    I would bet that the vast majority of suicide bombers would not stand and fight on near equal terms given the chance. They would run and hide is my bet. But given the option to have instant death (no pain) in an effort (in accordance to what they believe) to go to “heaven” they select the cowards way of doing it. They kill people that can’t defend themselves. It puts them in the safest situation (to die) and very little risk. Cowards.

    You asked, “Is the only way to bravely kill someone to have a formal duel?” Well, yes to some degree it is. But you can’t blow it out of proportion like Mr. O’Reilly would and say you need to just line everyone up and start shooting. That is just stupid.

    Ironically enough the Anit-spam word for this comment was LIFE. Ha!

  • Thank you for your comment, Husar. Not many people are willing to touch this taboo issue.

    I would bet that the vast majority of suicide bombers would not stand and fight on near equal terms given the chance. They would run and hide is my bet.

    So the suicide bombers aren’t the same people that you see throwing rocks at tanks in the Israel/Palestine conflict? That takes some balls, in my book.

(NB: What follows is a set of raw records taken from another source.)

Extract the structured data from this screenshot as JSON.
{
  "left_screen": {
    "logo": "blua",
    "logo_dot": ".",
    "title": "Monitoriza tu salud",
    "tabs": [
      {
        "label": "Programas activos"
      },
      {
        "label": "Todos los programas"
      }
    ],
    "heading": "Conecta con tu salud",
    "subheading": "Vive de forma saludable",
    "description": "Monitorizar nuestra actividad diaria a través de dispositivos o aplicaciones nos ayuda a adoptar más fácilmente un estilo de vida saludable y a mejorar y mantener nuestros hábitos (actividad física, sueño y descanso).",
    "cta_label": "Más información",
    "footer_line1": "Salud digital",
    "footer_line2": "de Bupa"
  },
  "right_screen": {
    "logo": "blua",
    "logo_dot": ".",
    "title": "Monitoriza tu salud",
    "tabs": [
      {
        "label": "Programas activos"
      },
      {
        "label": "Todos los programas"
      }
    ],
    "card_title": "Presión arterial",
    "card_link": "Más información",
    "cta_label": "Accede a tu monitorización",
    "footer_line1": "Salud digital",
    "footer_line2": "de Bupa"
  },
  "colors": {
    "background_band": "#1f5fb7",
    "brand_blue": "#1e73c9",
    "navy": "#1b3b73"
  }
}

    My main point, I think is that, in such an uneven, unfair conflict, it’s ridiculous to call people cowards for fighting the only way they have available to them. Don’t you think the terrorists would much rather be in a tank or fighter jet than with dynamite strapped to their chest? Calling the enemy a coward, because of the extreme imbalance, is a meaningless statement. Don’t you think the folks fighting the US troops in Iraq get together and say, “Those cowardly Americans hiding behind their tanks and fighter jets and high-powered rifles…if it was hand-to-hand combat, I’d show them who’s brave!” The truth is that, until you put the two warring factions on even footing, saying that one side is cowardly for fighting the best way they can is meaningless.

    And meaningless statements annoy me.

  • Paul

    Suppose our aggression in Iraq had backfired badly (no, I mean REALLY badly), and our current roles were reversed. Our top government officials murdered. Iraqi caravans powering down our Interstate highways. American-looking stooges (David Dukes?) running for and winning the “Presidency”. State governments converting one-by-one to regional governancies, except those that still have students throwing stones, and young patriots out-witting their Iraqi conquerers by sewing dynamite to their clothing and sacrificing their lives.

    Actually, during the last 15 years, as America has dumbed itself down to a level that is probably a several millennium mankind low, we have simultaneously laid the foundation for raising suicide bombers. Give me any 30 13 year-old American (southerners) and $100,000, and I’ll give you back 5 willing kamikaze pilots within 90 days.

    One man’s cowardice is another man’s bravery.

  • Indeed. Excellent point.

    It would be interesting to observe (from a safe distance) the time when the 2nd amendment about a regulated militia is actually needed. I highly suspect/hope that it will not happen in my lifetime. But it will happen.

    Don’t be greedy. You don’t need the $100K to accomplish that. Ninety days of food for 30 teenagers and some whiteboards are all you need.

  • Paul

    Hey, I’m an American. Without profit, I’m not interested.